> [Work instruction]: Below are some entries; report how many of their lines contain the word "JSON", giving nothing besides the number.
****************
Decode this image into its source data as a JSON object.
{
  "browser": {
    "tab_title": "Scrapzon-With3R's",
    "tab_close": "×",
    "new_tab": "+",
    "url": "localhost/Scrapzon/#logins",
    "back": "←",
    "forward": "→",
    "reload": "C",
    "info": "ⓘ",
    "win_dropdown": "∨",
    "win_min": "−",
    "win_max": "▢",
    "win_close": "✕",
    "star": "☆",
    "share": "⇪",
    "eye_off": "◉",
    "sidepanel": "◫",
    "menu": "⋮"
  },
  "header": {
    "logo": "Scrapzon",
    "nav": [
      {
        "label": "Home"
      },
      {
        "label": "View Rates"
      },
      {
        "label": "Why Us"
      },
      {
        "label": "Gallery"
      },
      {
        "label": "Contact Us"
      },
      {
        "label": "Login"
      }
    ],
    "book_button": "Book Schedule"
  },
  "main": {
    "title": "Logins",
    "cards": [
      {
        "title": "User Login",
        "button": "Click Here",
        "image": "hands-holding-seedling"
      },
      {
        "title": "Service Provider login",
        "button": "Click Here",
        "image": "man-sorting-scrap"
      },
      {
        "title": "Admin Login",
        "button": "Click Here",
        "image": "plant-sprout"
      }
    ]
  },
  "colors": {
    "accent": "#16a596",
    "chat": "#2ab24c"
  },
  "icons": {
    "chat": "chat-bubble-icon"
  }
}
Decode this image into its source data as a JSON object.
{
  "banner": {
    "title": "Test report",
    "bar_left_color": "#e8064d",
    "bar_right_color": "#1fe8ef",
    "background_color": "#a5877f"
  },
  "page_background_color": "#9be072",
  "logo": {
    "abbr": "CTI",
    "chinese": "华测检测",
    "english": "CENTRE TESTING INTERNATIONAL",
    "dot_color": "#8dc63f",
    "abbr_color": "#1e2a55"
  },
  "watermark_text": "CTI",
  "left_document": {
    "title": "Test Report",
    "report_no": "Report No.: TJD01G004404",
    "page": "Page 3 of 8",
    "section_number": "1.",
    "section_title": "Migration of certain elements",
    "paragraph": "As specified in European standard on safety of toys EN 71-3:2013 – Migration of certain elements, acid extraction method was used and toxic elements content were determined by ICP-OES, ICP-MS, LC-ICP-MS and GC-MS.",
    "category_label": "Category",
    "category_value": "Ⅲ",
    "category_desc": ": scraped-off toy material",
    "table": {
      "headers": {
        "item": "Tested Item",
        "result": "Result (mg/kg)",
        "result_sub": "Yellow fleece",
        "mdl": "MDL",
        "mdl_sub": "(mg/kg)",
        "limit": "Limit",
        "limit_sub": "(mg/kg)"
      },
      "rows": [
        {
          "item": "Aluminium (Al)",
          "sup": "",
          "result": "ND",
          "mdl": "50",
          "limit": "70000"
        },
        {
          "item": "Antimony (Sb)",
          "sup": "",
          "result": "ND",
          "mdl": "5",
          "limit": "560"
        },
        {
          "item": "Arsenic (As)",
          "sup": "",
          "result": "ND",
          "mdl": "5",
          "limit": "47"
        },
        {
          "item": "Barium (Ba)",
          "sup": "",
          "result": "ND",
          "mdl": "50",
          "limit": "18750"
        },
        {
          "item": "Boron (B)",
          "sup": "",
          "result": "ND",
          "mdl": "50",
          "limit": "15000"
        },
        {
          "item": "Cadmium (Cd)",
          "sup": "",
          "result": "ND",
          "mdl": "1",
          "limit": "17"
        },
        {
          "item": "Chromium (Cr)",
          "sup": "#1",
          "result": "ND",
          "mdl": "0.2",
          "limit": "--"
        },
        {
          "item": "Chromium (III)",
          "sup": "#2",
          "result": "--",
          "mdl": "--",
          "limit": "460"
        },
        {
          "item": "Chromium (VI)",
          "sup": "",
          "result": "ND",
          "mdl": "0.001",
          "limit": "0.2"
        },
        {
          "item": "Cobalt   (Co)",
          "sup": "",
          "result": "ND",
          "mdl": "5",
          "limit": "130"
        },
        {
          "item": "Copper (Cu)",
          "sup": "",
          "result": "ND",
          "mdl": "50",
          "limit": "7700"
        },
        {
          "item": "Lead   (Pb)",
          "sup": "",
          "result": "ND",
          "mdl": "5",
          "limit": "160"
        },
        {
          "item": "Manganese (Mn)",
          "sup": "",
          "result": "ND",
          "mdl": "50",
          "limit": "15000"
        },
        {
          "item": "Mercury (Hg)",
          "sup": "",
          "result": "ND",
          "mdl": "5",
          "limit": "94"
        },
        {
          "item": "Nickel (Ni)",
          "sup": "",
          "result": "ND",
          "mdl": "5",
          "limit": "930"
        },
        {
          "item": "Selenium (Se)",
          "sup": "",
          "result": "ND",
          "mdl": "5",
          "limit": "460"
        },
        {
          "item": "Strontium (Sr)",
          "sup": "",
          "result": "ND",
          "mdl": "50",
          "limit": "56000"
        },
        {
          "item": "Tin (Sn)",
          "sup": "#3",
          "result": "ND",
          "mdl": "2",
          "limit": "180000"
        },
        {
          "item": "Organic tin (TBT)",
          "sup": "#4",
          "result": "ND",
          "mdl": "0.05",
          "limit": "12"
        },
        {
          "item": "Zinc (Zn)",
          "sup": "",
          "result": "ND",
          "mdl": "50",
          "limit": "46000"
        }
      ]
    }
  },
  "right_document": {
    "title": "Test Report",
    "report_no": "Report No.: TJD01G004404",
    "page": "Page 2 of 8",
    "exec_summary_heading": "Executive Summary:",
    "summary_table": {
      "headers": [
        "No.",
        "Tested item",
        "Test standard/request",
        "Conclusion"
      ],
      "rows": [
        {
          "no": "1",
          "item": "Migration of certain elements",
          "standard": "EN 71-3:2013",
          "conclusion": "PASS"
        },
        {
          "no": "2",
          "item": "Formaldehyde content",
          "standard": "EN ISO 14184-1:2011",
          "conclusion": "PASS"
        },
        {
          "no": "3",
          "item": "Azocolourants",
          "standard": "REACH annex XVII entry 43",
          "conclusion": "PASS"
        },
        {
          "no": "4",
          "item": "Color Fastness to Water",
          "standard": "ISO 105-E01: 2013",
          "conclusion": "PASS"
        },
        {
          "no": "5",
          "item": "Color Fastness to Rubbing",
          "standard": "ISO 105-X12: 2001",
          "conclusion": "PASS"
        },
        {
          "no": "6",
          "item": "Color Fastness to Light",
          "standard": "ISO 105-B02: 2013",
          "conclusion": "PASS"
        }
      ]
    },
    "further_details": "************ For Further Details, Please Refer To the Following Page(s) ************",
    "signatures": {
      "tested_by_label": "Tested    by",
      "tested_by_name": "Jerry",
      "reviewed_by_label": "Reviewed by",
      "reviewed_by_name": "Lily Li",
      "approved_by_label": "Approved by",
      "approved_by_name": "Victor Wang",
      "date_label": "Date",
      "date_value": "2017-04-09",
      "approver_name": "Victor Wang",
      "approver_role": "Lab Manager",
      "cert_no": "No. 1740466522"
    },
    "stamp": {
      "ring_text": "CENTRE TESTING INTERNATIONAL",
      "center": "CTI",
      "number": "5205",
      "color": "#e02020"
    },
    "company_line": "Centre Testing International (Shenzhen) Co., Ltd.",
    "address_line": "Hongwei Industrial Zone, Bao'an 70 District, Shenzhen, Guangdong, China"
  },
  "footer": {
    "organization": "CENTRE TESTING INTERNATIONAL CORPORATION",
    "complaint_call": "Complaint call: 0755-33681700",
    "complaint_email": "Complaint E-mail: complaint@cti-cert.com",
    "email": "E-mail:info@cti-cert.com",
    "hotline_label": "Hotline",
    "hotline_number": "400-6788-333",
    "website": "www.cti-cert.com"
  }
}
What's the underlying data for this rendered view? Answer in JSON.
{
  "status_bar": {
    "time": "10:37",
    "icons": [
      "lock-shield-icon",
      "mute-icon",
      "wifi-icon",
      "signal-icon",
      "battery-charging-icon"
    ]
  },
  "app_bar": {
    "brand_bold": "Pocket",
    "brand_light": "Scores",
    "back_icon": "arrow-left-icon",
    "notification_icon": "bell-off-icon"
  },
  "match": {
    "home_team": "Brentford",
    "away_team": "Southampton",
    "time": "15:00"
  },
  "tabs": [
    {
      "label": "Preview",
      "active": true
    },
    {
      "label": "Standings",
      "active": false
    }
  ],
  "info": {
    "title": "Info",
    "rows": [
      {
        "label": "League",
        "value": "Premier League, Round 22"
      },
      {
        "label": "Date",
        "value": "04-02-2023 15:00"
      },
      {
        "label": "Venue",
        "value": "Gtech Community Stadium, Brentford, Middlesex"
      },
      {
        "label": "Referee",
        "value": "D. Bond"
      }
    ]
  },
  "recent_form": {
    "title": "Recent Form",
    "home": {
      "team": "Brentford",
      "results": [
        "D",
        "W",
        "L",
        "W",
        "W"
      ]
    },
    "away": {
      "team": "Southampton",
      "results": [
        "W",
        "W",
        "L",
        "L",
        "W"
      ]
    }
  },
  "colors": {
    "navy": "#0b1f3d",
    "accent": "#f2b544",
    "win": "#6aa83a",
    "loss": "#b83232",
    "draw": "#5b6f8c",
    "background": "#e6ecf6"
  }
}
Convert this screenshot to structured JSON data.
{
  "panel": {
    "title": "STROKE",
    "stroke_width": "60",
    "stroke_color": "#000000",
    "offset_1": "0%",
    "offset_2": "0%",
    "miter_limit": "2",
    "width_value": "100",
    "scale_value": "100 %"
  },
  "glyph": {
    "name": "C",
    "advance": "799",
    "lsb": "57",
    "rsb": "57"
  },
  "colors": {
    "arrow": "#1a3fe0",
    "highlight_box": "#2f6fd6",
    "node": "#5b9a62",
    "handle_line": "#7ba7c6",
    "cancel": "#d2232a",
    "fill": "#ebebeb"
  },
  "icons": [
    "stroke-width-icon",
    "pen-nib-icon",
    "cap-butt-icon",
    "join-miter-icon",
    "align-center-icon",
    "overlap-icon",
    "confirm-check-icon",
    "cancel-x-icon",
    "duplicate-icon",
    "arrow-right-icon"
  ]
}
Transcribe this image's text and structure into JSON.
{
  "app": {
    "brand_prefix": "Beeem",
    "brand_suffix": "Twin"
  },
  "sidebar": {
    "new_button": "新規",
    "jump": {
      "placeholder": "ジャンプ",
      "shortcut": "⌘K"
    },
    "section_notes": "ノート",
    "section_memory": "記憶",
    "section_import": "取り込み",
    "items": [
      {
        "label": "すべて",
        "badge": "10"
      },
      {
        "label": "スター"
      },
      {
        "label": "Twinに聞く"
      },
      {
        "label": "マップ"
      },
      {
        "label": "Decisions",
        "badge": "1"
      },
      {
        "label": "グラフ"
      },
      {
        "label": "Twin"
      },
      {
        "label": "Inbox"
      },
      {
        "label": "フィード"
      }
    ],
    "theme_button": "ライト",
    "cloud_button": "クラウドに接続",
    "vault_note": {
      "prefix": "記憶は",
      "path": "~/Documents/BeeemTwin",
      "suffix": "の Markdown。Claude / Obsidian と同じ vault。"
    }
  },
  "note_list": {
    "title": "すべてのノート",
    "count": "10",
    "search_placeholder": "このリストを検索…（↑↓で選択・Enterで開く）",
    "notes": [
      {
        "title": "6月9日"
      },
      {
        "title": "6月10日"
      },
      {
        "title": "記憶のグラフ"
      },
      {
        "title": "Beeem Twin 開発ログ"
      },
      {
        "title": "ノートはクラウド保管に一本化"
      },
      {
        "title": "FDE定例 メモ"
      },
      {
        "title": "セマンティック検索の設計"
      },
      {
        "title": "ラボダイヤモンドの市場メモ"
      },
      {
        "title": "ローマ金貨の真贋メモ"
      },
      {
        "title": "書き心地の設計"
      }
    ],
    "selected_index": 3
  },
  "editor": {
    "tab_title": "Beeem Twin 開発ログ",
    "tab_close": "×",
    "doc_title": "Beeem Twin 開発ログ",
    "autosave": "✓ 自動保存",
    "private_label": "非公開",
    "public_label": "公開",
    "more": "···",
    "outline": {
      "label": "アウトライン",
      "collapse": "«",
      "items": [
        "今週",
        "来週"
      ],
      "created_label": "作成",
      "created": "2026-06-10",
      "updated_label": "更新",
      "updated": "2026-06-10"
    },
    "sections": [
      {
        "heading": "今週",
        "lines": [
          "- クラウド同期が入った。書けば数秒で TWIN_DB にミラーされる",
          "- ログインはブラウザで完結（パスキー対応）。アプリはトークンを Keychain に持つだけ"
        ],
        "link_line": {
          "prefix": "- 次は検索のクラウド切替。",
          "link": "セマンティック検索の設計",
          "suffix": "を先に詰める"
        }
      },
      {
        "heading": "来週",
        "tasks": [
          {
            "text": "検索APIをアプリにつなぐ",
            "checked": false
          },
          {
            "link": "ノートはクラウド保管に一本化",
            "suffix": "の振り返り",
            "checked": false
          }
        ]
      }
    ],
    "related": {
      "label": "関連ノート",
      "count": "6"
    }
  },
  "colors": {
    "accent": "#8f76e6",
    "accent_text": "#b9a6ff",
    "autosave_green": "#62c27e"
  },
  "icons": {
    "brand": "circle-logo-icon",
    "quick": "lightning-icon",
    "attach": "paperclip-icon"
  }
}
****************
> [Answer area]: 5